Meanwhile, what is the fate of the local residents left behind in these tourist hotspots as thousands of tourists flee for their lives? They bear the immediate cost of the climate emergency and will continue to do so in the long term, as climate change destroys their tourism industry and other local businesses. They have also witnessed the destruction of their local environment and the deaths of large numbers of wildlife.
Back in Britain we saw the other side of the climate emergency, as flooding caused havoc in the north of England over the weekend. Remember the fuss about Just Stop Oil causing minor disruption to a gay pride march at the beginning of July? Northern Pride had to close their festival site in Newcastle because of the adverse conditions that Just Stop Oil is trying to prevent. 15,000 people had their event totally disrupted by flooding. At the London Pride March seven Just Stop Oil protestors were arrested by the Met. So far no oil company executives implicated in the climate emergency have been arrested by Newcastle police.

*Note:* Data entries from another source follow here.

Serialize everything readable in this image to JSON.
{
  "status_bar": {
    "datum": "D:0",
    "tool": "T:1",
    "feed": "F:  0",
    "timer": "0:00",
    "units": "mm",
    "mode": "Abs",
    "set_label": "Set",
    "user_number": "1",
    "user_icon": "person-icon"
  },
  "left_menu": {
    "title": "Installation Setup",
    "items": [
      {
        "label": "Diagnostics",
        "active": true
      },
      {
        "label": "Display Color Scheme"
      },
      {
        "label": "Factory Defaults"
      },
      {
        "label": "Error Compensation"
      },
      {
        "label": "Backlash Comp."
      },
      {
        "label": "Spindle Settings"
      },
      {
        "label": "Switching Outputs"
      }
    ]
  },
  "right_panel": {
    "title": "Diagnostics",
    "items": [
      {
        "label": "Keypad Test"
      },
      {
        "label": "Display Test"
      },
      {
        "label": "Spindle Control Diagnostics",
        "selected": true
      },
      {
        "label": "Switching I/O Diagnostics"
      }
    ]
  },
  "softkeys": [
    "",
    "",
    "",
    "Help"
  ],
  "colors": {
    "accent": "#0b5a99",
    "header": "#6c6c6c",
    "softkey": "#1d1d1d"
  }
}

When Just Stop Oil briefly interrupted the second test match at Lords, there was outrage in the media. But there was no outrage against the perpetrators of global warming when the unseasonable rain ended the fourth test at Old Trafford on Sunday. Perhaps the English will take climate change seriously now it has ended their chances of winning the Ashes. If not, we can expect a lot more ashes when the wildfires move north and expose our own woeful lack of preparedness.